TASK TO CARRY OUT
Consider the data that follows and state how many lines contain the string "threshold", using the number alone.

[Records from a collection]
═══
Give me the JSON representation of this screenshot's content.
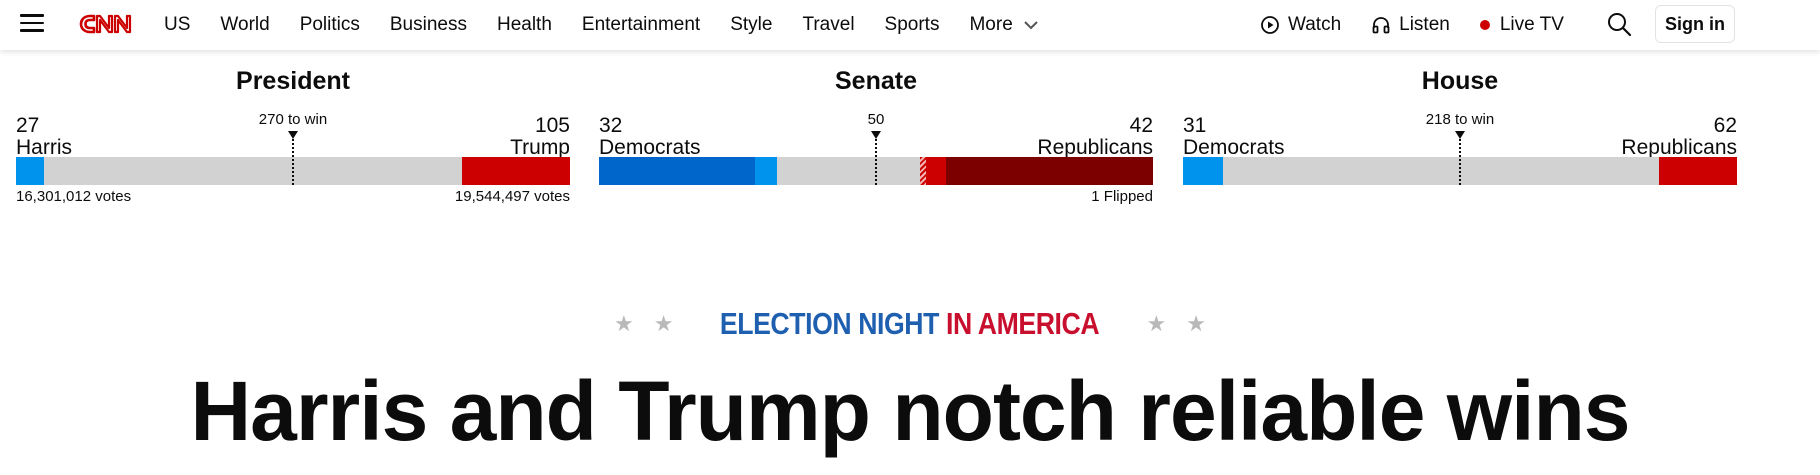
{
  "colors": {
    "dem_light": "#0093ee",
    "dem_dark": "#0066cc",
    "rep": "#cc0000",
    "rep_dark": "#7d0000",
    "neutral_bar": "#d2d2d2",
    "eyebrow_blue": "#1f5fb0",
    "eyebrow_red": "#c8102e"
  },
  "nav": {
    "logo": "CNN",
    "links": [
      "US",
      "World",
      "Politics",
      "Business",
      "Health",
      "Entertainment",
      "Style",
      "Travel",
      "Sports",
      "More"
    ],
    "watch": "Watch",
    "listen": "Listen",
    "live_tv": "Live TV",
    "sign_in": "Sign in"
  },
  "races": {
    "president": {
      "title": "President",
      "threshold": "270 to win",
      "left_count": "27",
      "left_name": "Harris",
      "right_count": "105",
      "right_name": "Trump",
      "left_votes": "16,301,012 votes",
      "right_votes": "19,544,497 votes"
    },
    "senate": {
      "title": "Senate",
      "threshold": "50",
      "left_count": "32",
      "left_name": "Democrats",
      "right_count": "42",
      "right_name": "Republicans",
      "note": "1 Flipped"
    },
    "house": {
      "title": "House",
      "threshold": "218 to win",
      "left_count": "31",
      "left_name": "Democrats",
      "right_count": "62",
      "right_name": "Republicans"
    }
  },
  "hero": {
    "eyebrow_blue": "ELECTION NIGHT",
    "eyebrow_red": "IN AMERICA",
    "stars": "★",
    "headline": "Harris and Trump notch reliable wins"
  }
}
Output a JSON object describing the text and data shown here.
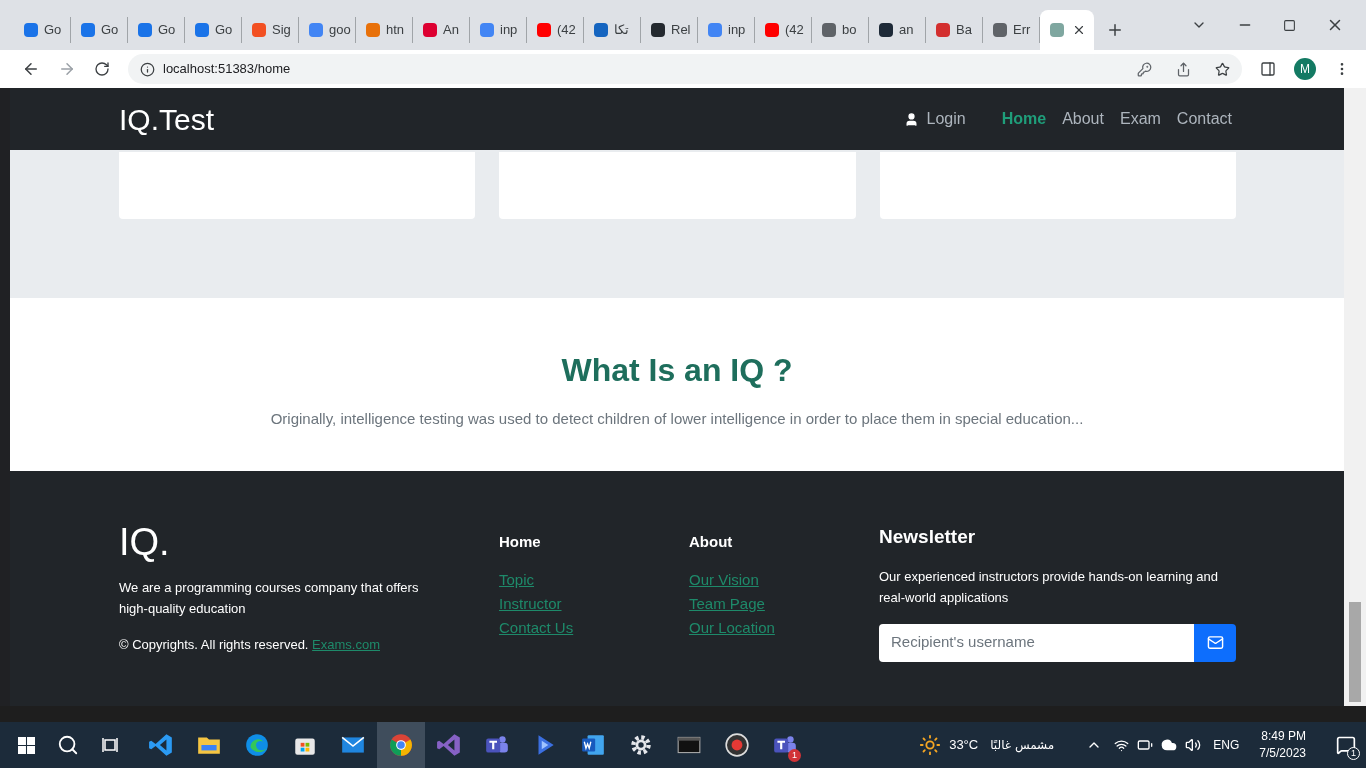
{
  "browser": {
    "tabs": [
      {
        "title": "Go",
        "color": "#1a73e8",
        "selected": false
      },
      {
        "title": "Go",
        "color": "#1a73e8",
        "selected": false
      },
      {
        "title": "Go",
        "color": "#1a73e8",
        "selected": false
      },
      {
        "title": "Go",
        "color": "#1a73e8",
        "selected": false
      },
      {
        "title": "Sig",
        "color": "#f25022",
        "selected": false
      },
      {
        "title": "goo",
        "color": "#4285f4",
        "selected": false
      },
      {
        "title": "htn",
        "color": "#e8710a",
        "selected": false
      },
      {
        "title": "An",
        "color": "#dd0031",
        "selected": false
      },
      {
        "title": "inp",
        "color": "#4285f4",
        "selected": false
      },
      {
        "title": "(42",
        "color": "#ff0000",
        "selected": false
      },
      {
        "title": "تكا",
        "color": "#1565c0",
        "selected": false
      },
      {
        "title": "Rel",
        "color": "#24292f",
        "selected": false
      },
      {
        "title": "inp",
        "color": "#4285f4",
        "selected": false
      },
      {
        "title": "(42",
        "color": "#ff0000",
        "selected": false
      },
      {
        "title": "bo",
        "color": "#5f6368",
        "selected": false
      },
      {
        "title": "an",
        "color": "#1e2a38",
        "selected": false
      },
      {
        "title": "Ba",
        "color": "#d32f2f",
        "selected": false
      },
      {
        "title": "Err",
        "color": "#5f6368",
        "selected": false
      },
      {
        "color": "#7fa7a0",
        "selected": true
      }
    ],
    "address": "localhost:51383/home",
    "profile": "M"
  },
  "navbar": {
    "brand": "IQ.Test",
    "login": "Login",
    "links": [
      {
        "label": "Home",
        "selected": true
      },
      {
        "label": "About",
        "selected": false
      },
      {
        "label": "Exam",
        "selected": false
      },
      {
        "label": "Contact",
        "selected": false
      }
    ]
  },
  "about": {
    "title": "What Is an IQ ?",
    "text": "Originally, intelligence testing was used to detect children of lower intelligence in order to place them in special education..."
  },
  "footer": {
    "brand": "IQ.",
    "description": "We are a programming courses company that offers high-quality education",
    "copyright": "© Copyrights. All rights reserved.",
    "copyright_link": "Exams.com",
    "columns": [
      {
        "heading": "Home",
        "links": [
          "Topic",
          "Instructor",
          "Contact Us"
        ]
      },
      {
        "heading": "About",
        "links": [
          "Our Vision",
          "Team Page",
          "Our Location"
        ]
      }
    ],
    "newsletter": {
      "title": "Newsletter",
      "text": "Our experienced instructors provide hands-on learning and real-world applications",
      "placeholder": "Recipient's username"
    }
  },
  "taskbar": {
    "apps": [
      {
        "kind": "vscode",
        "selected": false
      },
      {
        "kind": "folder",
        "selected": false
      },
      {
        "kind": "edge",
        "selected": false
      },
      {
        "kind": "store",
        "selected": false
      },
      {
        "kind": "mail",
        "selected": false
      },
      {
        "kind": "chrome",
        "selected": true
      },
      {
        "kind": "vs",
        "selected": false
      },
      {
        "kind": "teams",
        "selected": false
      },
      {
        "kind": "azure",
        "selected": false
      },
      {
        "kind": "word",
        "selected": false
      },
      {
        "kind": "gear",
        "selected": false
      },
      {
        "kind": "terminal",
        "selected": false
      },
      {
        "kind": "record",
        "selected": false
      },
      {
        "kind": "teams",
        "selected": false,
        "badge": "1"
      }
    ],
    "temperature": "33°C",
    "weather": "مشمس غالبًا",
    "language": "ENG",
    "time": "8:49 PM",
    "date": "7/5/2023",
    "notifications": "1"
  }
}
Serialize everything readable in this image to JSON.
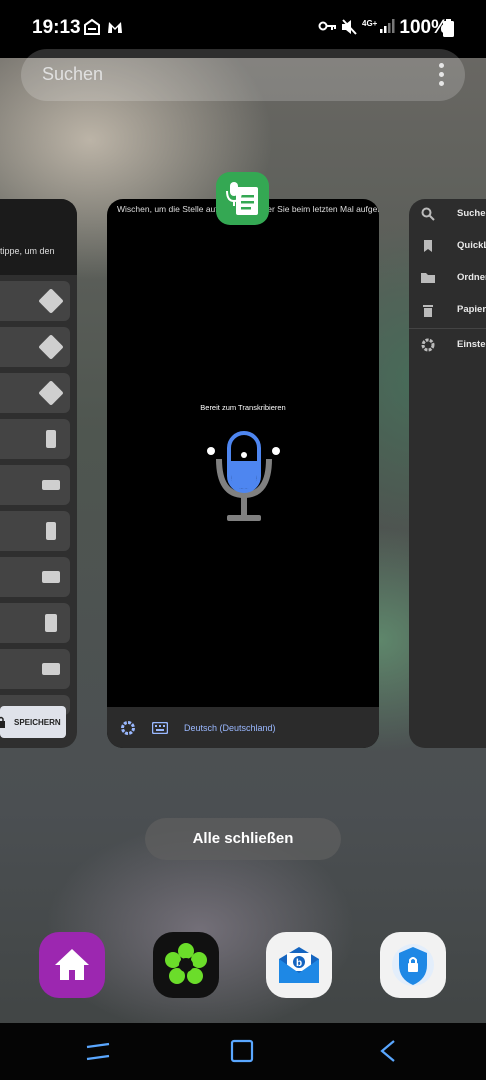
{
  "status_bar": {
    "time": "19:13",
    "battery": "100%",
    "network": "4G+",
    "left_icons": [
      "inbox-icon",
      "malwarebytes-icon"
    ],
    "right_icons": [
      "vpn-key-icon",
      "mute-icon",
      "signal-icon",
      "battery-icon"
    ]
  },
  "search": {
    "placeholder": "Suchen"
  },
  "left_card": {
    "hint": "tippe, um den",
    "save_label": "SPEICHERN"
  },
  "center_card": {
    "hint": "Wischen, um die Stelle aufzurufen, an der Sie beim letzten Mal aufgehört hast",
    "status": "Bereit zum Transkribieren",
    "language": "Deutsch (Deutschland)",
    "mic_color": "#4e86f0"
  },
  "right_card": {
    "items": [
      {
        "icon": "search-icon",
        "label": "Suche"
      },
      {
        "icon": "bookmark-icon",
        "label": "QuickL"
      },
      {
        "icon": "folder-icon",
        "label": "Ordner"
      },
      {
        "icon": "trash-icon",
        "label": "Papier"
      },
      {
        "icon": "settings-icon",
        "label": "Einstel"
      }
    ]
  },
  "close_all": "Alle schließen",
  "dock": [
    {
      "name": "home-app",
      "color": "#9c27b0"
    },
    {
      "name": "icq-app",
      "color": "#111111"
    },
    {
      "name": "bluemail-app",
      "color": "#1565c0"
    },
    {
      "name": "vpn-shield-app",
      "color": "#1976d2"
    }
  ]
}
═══
SOLUTION TO THE PROBLEM
3